» Dataset content
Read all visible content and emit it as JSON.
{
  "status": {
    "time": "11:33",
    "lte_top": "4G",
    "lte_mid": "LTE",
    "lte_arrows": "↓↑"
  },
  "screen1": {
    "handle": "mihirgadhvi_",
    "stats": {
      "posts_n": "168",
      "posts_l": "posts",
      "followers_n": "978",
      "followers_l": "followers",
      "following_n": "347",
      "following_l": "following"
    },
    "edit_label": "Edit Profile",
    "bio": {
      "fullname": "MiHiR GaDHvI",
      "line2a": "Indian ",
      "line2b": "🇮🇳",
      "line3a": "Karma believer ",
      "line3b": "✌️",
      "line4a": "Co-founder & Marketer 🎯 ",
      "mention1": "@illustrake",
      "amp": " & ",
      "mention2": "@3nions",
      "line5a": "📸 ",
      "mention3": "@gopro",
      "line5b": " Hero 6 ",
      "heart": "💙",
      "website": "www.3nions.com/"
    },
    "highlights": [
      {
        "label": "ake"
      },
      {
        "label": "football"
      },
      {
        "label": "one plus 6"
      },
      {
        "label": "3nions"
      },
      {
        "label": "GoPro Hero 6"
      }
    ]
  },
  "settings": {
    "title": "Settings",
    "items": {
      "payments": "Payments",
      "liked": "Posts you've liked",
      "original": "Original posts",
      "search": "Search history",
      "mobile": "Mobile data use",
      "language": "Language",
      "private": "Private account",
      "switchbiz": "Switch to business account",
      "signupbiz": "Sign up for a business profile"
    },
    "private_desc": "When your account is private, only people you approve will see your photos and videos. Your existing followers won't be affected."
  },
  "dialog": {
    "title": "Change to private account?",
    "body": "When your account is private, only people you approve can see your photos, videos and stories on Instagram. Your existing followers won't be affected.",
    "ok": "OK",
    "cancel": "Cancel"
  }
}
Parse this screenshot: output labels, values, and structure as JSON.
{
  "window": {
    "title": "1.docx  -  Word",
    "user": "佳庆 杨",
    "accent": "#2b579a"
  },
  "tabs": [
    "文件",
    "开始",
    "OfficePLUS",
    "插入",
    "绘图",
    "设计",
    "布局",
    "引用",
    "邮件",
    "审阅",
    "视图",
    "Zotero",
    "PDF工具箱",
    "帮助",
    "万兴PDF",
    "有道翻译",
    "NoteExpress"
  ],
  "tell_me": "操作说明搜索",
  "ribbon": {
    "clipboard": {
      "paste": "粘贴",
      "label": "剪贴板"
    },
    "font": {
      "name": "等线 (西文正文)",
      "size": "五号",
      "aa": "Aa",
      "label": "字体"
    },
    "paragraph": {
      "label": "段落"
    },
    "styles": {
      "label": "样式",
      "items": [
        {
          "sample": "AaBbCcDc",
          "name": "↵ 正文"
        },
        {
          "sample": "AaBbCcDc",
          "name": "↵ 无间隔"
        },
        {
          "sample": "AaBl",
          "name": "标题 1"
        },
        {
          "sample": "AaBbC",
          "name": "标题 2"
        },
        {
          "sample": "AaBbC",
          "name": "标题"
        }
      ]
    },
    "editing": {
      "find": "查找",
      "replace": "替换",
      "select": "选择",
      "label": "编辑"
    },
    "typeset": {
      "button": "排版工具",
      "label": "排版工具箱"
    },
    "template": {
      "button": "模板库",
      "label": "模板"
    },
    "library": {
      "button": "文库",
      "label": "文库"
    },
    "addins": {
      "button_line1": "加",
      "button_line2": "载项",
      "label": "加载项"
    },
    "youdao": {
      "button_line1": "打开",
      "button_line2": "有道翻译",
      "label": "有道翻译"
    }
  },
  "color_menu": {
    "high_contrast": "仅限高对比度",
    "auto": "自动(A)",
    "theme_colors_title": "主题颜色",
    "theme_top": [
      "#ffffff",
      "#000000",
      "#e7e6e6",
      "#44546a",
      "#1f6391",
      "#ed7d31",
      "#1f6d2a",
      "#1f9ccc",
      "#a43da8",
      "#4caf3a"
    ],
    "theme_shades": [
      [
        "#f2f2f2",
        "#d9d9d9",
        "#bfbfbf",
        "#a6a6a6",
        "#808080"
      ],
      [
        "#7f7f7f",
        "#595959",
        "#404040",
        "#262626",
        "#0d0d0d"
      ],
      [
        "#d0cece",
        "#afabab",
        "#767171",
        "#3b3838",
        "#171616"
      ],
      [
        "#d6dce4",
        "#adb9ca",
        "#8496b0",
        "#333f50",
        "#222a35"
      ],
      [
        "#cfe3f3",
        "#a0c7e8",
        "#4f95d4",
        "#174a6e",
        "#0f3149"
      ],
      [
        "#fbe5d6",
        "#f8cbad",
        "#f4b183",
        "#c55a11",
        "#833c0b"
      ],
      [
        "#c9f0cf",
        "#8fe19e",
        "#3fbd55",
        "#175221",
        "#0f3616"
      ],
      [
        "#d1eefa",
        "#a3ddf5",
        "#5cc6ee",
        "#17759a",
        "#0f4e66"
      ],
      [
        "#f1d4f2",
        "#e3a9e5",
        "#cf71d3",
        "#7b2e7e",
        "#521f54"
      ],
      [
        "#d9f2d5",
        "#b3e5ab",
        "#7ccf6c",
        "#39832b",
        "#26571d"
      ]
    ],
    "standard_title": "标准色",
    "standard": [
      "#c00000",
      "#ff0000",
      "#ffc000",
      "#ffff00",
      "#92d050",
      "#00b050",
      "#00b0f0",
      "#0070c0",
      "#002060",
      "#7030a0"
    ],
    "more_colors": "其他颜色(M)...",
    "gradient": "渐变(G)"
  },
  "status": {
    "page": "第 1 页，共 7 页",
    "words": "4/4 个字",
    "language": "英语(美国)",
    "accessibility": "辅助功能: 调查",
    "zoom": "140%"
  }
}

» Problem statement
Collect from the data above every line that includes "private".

» Exercise result
      "private": "Private account",
    "private_desc": "When your account is private, only people you approve will see your photos and videos. Your existing followers won't be affected."
    "title": "Change to private account?",
    "body": "When your account is private, only people you approve can see your photos, videos and stories on Instagram. Your existing followers won't be affected.",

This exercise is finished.